It’s no secret that I’m a sucker for beautiful packaging. I think a lot of independent musicians in today’s anti-record-label movement underestimate just how much great album art and package design can enhance the experience of the listener, and indeed can entice the listener to give the music a try in the first place. I remember walking into HMV, seeing the huge display of red suede boxes with the gold embossed Buddha on them, and immediately thinking, I’m having that. And the sale was literally that easy— I picked up a copy and took it home.

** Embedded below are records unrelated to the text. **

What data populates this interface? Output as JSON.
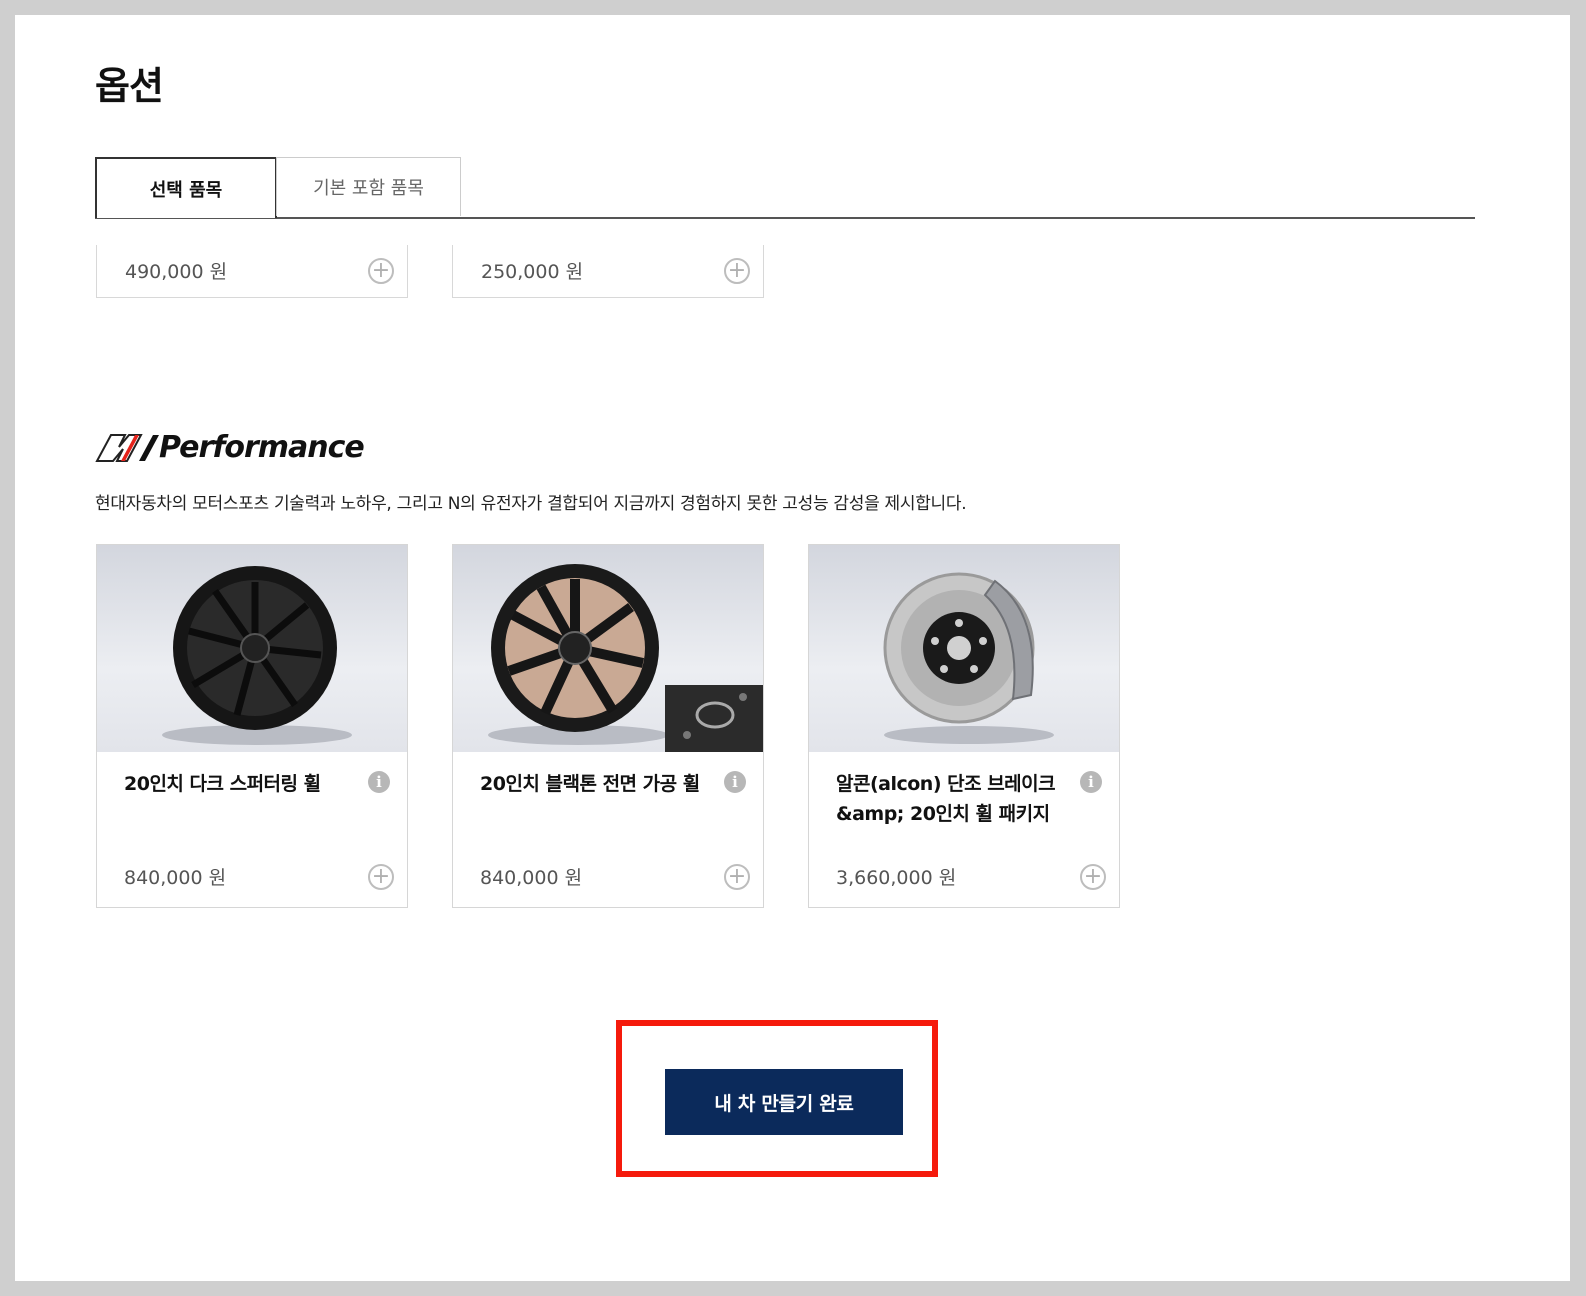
{
  "page_title": "옵션",
  "tabs": [
    {
      "label": "선택 품목",
      "active": true
    },
    {
      "label": "기본 포함 품목",
      "active": false
    }
  ],
  "partial_cards": [
    {
      "price": "490,000 원"
    },
    {
      "price": "250,000 원"
    }
  ],
  "section": {
    "brand_word": "Performance",
    "description": "현대자동차의 모터스포츠 기술력과 노하우, 그리고 N의 유전자가 결합되어 지금까지 경험하지 못한 고성능 감성을 제시합니다."
  },
  "cards": [
    {
      "name": "20인치 다크 스퍼터링 휠",
      "price": "840,000 원",
      "image": "dark-sputtering-wheel"
    },
    {
      "name": "20인치 블랙톤 전면 가공 휠",
      "price": "840,000 원",
      "image": "black-tone-machined-wheel"
    },
    {
      "name": "알콘(alcon) 단조 브레이크 &amp; 20인치 휠 패키지",
      "price": "3,660,000 원",
      "image": "alcon-brake-disc"
    }
  ],
  "cta": {
    "label": "내 차 만들기 완료"
  },
  "colors": {
    "cta_background": "#0b2a5b",
    "highlight": "#f51a0c",
    "frame": "#cfcfcf"
  }
}
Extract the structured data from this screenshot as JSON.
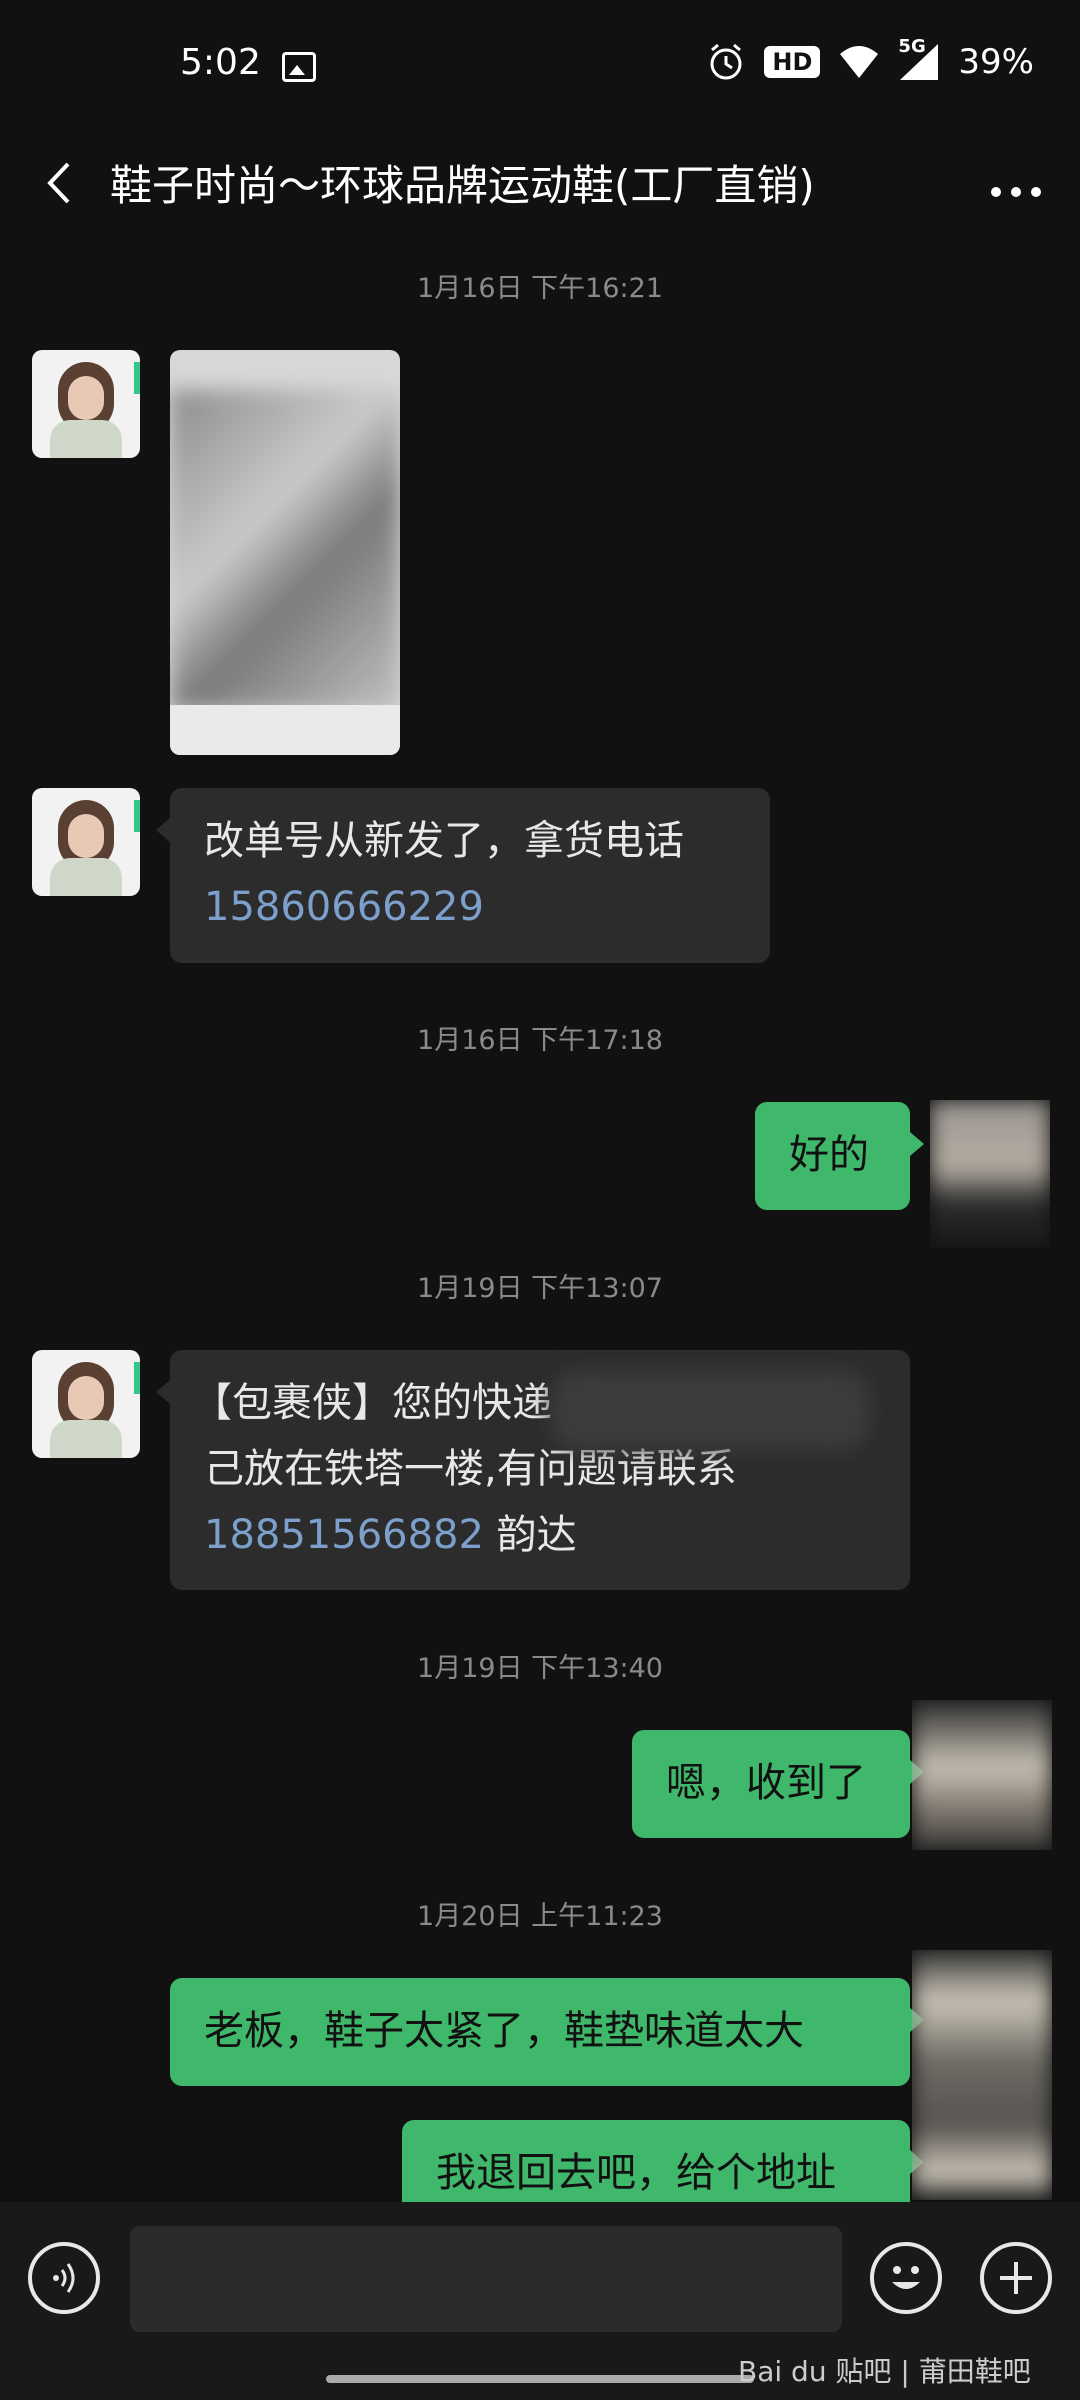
{
  "status_bar": {
    "time": "5:02",
    "hd": "HD",
    "net": "5G",
    "battery": "39%"
  },
  "header": {
    "title": "鞋子时尚～环球品牌运动鞋(工厂直销)"
  },
  "messages": {
    "t1": "1月16日 下午16:21",
    "m2_line1": "改单号从新发了，拿货电话",
    "m2_phone": "15860666229",
    "t2": "1月16日 下午17:18",
    "m3": "好的",
    "t3": "1月19日 下午13:07",
    "m4_line1": "【包裹侠】您的快递",
    "m4_line2": "己放在铁塔一楼,有问题请联系",
    "m4_phone": "18851566882",
    "m4_suffix": " 韵达",
    "t4": "1月19日 下午13:40",
    "m5": "嗯，收到了",
    "t5": "1月20日 上午11:23",
    "m6": "老板，鞋子太紧了，鞋垫味道太大",
    "m7": "我退回去吧，给个地址"
  },
  "watermark": {
    "text": "Bai du 贴吧 | 莆田鞋吧"
  },
  "icons": [
    "back-icon",
    "more-icon",
    "voice-icon",
    "emoji-icon",
    "add-icon",
    "alarm-icon",
    "wifi-icon",
    "signal-icon",
    "image-icon"
  ]
}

I think subconsciously, I was looking for a way to get into the whole club music thing on my own terms, because as much as I didn’t care for the more common thump-thump varieties, I wanted to understand what it was like to be directly affected by the nation-wide buzz surrounding major club releases, especially since I was so close to one of the major clubs in question.
The Karma Collection redefined “club music,” “chillout,” and “Asian influence” for me. It was certainly the best chillout album at that time, and even now I don’t think there’s anything that can hold a candle to it. Even subsequent Karma Collection volumes headed more in a straight-up pop direction, and none of them came close to capturing the magic of the original. This wasn’t dance music, it wasn’t pop, and it wasn’t all Asian, either. Yet, it all seemed to fit together perfectly. I couldn’t put my finger on a lot of it, and that’s precisely what I liked about it. And any musical venture that includes a Rumi text is bound to push all the right buttons with me.
When I moved to Turkey in 2004, CDs were not at the top of my packing priorities. I ripped a few things to my iPod, and left the majority of my music collection in boxes in the UK. By then I was already buying most of my music online, so it didn’t seem to make much difference in practice.
But recently, the friend in the UK whose attic houses my CDs had some free time on her hands, and asked if I would like her to do any maintenance work on my stored belongings. The very first thing that popped into my mind was that I wanted her to dig out my Karma Collection and rip it for me, which she kindly did.
Listening to the album again was like seeing an old friend after a half-decade absence. It has not lost one bit of its magic, and if anything I appreciate a lot more about it now that we’ve had a bit of space from each other. Personal university nostalgia notwithstanding, it’s just a really, really solid compilation. There’s not one track on there that I’d remove or change the order of. The progression makes perfect sense the way it is, and I can’t even bring myself to listen to it on shuffle because it would ruin the artistry of the construction.
So if you don’t like thump-thump music or regular chillout (I still don’t care for either one), give The Karma Collection a try and see what you think. Believe it or not, you can still get the limited edition suede box via independent sellers at Amazon UK, though if you want to buy it in the US you’ll have to pay import prices for a new one (used ones can be obtained for cheaper). I didn’t have much luck finding the collection online— the 2003 version is widely available in digital, but is not the same album. And anyway, I think it’s totally worth it in this case to be able to hold the red suede box in your hands and let it transport you back to the excitement of the time when club/chill/Asian crossover was just taking flight. It’s a feeling that isn’t really possible anymore in today’s watered-down market of crap-’em-out-as-fast-as-we-can pop chillout compilations, and I think going back to these more esoteric Cream-heyday-era Ministry of Sound recordings is well worth the trouble it takes to obtain one.